It’s 5:30 p.m. on a sunny Saturday and the first masked guests start to gather in the small gated park on Smetanovo nábřeží, in the very heart of Prague. After a while, a crowd of costumed people appears.
A flower girl gives flowers to everyone, an angel sways through the crowd, and other bizarre figures silently seduce the masked guests. The Czech national anthem is sung, followed by a dance. Suddenly, a tall man in top hat and cloak gathers everyone together. People who didn’t know each other several minutes ago start walking through the park to a secret place to see a still undisclosed film.
The crowd is participating in Cinema Royal, a secret screening project founded by an anonymous Prague-based team of cinema enthusiasts. The idea came from a similar project launched in 2007 in London under the name Secret Cinema. Since then, it has spread across the UK and US to the rest of the world.
“The main concept is to pull the audience into the atmosphere of the film. Watching films in the cinema is becoming monotonous, but to actually go someplace where the viewer can become part of the film and stay in its atmosphere for the rest of the night, that’s different,” says the Phantom, one of the anonymous organizers.
The element of secrecy also plays its important role — all of the key information about the screening is concealed until the last moment.
Potential audience members must register on a website or through a social networking site Facebook. Then, one day, members get an e-mail like this: “Sincerest greetings. It’s been two months since we last met. I'm writing to you again because I’ve been waiting for your reply ever since. I look more and more pitiful. I know this is love. I regret every moment I can’t stand by your side. I have adored you from the first day we met. I despise everyone else. Your existence is everything to me.”
Upon confirming your attendance, you get redirected to a page telling you where to buy a ticket. This time, it comes with a mask and directions to meet at the fountain at Smetanovo nábřeží.
“We want to give the people at least a hint of what the topic is, so they have a chance to participate. If they dress up for the occasion that also adds to the atmosphere of the evening,” Phantom said.
Location, location, location
The first Cinema Royal took place on May 25, 2010 at the former headquarters of communist newspaper Rudé právo and screened the 1987 Czechoslovak film “Bony a klid,” about an underground group illegally trading foreign currency and vouchers for Western goods. Actors dressed up as Czechoslovak policemen shouting socialist slogans before the screening.
Quentin Tarantino’s “Reservoir Dogs” was the second screening in September last year. Fans were lured to the old Walter Motors factory in the Jinonice district. After a five-month gap, an e-mail announced what seemed like a horror-style meeting at Nové Butovice, where actors chased the crowd to a closed floor of a shopping center to see the mall-themed zombie film “Dawn of the Dead.”

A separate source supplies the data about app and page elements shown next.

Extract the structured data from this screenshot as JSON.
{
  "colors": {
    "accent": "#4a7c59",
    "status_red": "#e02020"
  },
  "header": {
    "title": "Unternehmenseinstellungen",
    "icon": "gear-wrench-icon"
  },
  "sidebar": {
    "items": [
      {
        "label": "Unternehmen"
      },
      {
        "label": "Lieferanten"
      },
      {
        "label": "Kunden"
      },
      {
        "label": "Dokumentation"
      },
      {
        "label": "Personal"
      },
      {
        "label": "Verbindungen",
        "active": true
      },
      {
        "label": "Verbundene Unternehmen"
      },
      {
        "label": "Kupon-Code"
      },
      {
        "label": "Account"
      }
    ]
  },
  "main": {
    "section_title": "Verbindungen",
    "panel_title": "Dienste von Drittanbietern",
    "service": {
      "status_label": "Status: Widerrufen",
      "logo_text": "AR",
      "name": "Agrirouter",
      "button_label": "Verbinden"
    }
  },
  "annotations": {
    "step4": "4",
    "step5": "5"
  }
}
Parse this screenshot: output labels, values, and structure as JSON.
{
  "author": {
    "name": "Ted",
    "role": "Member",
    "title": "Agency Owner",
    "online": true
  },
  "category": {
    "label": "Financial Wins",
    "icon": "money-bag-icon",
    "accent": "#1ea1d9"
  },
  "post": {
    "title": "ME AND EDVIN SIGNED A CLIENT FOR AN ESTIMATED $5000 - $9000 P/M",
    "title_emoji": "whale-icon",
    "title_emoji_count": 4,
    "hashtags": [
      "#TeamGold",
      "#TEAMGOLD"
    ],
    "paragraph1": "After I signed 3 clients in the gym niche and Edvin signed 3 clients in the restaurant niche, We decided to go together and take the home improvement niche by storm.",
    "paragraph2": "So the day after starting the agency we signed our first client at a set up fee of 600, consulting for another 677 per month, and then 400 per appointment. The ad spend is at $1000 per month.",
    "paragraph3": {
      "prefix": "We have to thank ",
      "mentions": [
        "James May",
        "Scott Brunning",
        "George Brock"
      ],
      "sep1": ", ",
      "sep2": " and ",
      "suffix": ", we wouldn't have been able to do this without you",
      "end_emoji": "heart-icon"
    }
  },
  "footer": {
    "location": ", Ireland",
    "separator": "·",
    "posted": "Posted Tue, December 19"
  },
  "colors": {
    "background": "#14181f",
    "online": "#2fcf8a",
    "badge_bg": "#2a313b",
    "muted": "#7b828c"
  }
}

“To find the right place is always the hardest part,” said another team member who is a fundraiser, producer, and planner. “My colleagues, who are closer to film than I am, then pick the right one to be shown.” Actors, art decoration, chair elevation, technical equipment, bartenders and so on also need to be organized. ‘We wanted to cool it a bit this time, so we picked a location and film that would appeal to wider range of our audience.’Each member of the core team of six has an area of specialization. A list of possible locations exists, updated regularly with interesting places, but organizers declined to discuss any specific details. “We want to keep showing genre films in the future, usually these are in the original language with Czech subtitles,” the Phantom said.
According to his colleague, the aim of the most recent location and film was to show that the format is flexible. “We wanted to cool it a bit this time, so we picked a location and film that would appeal to a wider range of our audience. Though we know that our audience will mostly still be younger people who are not afraid to risk paying [for a surprise] and have fun dressing up for the occasion, we’d still like the screenings to vary, we don’t want people to say, yeah, they’ll chase us around again to some place and become predictable,” he said.
When the masked guests and their mysterious guides reach the entrance to the garages of the New Stage of the National Theater, a descent underground begins. Deep in the fourth floor below the ground, a cinema is set up, dividing the audience in two groups sitting back to back to each other.
Here, three groups of 150 people each (due to the small space, three separate performances were scheduled for the night) will be shown the 1925 silent film “The Phantom of the Opera,” accompanied by electrical sounds by the musician that calls himself the Autumnist.
To fill in the time between the early screenings and the party that will take place at the New Stage’s top floor, beginning at 10 p.m. and lasting till the early morning hours, the National Theater offered a guided tour of the building to Cinema Royal guests, who will definitely not forget this experience — not until they receive a mysterious e-mail asking them to prepare for another royal screening experience.
— Hana Gomoláková is a freelance writer based in Prague